● What the task asks
In the listing below, which lines contain the string "Wrap"? Copy them all.

● Given data
▽

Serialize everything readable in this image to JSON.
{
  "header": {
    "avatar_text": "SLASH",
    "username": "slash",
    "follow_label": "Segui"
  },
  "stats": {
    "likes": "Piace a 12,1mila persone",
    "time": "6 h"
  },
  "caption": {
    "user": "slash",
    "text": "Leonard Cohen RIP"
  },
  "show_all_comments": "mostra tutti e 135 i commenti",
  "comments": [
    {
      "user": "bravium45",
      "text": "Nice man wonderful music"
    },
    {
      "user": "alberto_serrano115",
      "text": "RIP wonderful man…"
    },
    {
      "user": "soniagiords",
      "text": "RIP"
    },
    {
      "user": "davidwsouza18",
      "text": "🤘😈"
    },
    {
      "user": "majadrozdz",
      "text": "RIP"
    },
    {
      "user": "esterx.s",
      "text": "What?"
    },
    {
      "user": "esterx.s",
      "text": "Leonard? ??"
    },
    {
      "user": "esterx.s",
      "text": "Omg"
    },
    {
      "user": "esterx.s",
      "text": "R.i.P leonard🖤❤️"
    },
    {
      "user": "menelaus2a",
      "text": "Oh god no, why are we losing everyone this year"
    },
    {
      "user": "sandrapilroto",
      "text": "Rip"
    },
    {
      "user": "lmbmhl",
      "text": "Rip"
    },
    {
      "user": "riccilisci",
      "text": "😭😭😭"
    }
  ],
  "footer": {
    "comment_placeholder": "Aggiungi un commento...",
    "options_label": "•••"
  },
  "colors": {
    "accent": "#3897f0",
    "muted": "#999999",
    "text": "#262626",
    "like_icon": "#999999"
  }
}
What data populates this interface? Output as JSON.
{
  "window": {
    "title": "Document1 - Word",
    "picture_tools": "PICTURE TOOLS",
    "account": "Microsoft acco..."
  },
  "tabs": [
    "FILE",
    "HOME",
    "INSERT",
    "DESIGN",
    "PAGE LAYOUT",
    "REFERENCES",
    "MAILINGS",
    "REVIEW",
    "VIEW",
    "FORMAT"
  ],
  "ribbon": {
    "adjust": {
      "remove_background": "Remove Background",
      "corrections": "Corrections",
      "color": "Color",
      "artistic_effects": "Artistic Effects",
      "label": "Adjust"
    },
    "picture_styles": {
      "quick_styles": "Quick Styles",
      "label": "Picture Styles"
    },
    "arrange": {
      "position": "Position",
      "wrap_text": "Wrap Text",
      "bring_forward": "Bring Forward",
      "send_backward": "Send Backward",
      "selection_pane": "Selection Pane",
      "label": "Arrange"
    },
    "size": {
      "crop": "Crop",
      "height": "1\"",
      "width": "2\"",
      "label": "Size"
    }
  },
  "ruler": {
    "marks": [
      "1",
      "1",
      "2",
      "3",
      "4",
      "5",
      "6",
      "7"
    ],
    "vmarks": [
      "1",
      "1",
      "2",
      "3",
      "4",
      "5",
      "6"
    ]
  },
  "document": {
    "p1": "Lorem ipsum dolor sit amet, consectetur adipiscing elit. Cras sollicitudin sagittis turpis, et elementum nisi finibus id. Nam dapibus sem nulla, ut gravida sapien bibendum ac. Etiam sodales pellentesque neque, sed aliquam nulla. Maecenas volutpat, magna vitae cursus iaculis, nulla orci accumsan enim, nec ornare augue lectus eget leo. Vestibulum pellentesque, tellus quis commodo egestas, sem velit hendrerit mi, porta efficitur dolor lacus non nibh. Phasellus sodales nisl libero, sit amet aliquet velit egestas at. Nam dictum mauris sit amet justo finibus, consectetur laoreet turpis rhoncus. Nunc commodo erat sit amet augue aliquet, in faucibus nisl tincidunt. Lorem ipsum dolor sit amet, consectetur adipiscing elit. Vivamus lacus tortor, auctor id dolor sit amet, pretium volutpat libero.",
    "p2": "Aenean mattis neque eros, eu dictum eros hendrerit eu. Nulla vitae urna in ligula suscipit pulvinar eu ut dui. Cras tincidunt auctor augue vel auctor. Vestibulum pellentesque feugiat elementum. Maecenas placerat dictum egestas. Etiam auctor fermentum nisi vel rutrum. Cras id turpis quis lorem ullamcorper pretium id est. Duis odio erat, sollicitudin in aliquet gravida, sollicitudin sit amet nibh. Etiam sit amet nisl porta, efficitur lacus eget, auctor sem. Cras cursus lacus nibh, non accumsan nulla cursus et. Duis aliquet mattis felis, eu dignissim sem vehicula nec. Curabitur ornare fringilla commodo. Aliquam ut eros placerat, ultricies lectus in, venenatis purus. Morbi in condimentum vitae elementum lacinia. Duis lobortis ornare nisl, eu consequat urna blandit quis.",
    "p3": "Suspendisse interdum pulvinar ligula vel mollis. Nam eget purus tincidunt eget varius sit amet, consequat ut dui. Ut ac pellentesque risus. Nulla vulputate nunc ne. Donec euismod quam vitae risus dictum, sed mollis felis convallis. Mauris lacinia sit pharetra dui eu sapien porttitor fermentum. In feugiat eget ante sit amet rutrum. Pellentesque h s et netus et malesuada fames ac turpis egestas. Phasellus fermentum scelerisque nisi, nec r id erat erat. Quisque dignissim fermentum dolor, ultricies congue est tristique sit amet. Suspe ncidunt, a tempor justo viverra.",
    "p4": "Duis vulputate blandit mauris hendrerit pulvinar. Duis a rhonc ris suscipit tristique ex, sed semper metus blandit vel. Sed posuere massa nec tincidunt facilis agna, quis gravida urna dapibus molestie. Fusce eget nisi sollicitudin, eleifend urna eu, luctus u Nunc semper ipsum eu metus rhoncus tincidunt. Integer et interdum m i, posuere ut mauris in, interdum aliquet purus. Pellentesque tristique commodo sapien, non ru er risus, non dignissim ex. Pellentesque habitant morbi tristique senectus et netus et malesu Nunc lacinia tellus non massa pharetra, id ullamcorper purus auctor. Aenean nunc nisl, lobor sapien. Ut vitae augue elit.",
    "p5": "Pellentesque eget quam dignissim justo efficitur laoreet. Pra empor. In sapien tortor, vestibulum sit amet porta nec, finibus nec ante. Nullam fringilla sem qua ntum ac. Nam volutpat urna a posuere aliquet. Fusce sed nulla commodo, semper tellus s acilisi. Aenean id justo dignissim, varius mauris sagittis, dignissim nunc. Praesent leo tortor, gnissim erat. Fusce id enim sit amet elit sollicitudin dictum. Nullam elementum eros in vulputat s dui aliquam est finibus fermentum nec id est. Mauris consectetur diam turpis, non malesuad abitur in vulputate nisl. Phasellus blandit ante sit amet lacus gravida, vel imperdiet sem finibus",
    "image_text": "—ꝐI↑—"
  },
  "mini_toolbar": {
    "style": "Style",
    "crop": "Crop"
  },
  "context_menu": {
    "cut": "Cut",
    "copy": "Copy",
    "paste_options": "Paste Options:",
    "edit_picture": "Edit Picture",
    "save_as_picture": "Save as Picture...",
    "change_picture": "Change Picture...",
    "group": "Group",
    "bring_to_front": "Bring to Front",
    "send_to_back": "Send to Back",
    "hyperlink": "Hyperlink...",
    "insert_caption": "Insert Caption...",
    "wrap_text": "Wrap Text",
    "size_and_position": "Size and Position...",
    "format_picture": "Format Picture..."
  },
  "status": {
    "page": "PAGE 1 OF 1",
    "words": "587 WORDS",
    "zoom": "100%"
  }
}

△

● Exercise solution
      "wrap_text": "Wrap Text",
    "wrap_text": "Wrap Text",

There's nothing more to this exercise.